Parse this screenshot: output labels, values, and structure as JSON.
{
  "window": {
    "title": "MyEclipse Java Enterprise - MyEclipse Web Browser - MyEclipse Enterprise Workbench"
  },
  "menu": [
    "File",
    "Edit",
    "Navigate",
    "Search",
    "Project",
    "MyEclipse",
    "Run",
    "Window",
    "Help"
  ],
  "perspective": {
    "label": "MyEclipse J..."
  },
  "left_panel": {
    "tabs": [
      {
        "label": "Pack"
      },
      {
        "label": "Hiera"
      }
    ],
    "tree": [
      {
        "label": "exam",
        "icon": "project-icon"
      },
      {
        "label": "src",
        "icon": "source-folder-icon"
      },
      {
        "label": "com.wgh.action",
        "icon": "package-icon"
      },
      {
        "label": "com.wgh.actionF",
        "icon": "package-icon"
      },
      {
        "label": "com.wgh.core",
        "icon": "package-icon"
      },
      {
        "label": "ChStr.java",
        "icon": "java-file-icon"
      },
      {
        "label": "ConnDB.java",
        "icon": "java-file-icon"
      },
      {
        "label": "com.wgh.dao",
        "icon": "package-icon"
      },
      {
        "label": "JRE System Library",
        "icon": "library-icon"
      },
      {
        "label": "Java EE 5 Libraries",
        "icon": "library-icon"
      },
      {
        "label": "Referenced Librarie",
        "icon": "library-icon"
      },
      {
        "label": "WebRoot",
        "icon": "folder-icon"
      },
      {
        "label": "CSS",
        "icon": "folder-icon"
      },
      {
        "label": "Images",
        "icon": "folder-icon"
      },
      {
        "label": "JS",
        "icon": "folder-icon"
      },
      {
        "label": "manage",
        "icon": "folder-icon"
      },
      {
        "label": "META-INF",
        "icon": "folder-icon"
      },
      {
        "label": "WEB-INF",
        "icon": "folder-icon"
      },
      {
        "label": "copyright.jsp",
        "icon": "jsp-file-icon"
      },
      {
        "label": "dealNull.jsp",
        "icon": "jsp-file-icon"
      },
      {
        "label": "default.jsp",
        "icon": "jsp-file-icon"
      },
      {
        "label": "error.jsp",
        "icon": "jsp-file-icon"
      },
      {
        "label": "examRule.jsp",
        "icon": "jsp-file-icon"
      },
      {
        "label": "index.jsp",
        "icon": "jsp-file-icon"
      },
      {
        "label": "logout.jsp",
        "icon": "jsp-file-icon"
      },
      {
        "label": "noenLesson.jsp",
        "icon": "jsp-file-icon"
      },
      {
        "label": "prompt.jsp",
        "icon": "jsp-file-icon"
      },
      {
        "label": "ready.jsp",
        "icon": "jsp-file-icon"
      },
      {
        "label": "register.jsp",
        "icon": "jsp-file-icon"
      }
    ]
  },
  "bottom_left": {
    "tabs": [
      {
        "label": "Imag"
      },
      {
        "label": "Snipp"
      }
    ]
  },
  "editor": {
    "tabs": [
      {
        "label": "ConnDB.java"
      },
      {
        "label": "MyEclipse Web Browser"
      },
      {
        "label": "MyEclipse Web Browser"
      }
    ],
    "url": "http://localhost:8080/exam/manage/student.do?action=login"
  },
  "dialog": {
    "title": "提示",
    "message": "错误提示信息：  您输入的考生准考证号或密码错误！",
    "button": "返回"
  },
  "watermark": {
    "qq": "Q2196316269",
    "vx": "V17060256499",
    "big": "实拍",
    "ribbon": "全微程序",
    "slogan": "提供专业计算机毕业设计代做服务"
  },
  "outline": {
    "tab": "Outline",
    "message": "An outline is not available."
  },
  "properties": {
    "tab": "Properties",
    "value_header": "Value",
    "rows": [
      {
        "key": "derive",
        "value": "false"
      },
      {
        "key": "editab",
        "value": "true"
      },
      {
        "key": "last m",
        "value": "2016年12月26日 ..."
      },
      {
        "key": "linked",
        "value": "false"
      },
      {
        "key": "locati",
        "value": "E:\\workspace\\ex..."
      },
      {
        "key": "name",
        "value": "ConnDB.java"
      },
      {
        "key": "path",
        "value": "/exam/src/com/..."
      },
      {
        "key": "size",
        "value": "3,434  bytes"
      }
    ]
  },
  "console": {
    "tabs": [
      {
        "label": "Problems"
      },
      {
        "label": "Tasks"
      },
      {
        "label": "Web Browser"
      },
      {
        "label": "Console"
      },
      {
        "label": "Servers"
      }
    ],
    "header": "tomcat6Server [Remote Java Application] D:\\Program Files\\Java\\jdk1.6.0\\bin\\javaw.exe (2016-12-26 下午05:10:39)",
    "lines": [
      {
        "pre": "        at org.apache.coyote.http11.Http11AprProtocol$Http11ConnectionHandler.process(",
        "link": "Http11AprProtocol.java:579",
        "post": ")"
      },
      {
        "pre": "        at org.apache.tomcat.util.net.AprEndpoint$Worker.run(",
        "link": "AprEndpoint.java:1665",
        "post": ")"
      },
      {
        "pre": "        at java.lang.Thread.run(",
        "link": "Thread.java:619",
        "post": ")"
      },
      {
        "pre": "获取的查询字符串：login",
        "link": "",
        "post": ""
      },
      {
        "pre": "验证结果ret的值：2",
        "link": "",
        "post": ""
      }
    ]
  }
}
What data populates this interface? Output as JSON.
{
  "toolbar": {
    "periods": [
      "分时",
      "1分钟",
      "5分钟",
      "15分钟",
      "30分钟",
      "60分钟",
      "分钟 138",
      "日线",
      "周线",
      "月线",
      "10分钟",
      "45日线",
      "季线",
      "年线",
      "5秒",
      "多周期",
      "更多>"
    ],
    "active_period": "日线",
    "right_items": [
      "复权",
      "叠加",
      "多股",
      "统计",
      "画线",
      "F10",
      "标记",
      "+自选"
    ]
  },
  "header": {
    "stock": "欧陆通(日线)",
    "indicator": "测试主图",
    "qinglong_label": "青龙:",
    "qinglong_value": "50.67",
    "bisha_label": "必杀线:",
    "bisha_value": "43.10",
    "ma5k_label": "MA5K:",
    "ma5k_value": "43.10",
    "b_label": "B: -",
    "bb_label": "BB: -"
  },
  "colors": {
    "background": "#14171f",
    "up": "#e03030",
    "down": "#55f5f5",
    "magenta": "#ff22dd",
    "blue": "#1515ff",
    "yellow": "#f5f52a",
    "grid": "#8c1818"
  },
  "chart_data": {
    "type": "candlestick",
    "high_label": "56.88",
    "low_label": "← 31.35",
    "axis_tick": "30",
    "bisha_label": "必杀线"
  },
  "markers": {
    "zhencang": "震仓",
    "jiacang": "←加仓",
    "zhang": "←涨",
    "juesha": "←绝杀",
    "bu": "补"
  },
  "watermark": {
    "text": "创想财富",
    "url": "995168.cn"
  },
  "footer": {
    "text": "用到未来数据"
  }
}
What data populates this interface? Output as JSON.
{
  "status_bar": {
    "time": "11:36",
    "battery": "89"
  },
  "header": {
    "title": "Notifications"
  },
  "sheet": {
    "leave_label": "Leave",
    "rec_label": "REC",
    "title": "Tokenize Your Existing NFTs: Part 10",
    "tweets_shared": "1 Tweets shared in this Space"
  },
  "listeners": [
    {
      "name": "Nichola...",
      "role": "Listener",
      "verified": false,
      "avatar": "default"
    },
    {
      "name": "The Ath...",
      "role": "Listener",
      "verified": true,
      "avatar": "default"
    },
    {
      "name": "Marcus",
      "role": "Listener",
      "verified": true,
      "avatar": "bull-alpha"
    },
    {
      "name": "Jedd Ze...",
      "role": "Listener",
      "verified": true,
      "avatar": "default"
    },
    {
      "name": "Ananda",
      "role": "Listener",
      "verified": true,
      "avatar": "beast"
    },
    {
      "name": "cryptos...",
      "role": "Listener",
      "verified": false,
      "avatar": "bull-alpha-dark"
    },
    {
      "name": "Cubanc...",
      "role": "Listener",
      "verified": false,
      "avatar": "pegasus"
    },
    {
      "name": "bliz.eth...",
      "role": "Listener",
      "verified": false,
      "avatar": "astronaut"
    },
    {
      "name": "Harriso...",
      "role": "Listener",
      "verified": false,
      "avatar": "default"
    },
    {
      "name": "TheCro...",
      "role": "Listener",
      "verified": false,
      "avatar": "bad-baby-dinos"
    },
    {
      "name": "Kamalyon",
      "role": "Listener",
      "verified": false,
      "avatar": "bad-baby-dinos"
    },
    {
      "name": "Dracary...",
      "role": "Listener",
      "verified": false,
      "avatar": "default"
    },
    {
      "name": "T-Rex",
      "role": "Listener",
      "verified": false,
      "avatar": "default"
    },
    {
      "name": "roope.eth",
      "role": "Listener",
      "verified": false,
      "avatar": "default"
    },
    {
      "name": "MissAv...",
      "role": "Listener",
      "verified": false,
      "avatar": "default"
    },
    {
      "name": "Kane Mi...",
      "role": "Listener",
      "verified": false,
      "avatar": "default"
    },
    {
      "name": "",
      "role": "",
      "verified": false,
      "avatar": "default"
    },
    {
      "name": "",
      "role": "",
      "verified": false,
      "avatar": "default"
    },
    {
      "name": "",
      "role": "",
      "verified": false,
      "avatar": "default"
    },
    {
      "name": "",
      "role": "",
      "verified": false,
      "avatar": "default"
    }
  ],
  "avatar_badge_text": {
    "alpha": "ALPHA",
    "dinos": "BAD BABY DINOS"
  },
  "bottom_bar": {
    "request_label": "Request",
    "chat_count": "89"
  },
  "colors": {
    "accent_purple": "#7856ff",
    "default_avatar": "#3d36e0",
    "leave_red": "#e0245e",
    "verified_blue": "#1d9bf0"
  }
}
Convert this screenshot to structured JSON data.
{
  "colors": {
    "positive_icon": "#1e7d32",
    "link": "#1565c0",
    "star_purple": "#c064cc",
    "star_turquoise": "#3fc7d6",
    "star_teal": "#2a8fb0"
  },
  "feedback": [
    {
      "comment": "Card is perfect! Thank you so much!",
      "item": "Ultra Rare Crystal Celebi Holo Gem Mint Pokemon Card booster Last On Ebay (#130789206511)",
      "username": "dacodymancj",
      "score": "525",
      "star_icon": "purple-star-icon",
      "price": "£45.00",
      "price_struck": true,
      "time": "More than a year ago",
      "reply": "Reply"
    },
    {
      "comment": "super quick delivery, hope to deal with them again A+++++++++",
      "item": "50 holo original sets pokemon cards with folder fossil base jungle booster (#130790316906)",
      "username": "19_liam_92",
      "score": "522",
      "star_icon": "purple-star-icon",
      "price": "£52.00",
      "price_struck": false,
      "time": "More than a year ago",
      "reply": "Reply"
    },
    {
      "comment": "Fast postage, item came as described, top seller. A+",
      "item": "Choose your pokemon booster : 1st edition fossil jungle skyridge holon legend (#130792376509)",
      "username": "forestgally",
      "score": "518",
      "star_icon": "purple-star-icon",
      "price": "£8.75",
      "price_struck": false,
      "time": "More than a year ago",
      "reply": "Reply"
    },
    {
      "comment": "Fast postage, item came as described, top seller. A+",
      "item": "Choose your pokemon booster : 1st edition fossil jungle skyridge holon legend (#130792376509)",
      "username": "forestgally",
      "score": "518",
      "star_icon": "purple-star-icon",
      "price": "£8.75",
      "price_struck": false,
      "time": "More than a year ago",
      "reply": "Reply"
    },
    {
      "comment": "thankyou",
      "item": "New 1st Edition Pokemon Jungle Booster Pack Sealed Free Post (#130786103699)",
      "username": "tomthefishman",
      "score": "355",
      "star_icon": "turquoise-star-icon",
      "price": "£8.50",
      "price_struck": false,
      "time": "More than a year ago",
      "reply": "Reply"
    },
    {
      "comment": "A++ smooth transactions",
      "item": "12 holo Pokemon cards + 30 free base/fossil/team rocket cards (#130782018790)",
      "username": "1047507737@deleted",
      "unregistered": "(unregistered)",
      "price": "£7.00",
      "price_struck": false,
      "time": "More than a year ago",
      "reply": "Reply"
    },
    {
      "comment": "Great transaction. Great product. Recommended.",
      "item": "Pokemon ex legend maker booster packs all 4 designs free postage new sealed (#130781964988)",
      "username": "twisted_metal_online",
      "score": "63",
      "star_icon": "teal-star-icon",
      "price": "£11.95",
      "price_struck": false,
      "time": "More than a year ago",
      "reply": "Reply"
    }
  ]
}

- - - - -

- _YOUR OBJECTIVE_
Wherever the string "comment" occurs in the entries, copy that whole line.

- _THE ANSWER_
      "comment": "Card is perfect! Thank you so much!",
      "comment": "super quick delivery, hope to deal with them again A+++++++++",
      "comment": "Fast postage, item came as described, top seller. A+",
      "comment": "Fast postage, item came as described, top seller. A+",
      "comment": "thankyou",
      "comment": "A++ smooth transactions",
      "comment": "Great transaction. Great product. Recommended.",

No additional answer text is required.